§ PROBLEM STATEMENT:
Among the entries, find the lines with the string "name" and report them.

┌──

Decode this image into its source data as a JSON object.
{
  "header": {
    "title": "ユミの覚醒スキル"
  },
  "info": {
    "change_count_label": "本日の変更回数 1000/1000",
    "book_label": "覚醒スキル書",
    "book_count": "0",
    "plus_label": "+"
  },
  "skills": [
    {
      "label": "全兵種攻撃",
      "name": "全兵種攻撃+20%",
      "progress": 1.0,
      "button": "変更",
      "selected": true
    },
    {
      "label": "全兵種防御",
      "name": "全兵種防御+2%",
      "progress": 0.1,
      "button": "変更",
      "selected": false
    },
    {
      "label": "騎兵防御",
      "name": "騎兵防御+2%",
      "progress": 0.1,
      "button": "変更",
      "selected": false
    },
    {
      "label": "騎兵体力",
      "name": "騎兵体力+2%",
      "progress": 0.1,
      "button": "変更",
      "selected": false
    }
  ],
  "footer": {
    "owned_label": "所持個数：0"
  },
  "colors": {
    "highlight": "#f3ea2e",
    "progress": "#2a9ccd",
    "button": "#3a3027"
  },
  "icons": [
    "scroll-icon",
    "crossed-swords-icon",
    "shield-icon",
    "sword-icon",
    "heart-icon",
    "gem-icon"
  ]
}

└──

§ OUTPUT:
      "name": "全兵種攻撃+20%",
      "name": "全兵種防御+2%",
      "name": "騎兵防御+2%",
      "name": "騎兵体力+2%",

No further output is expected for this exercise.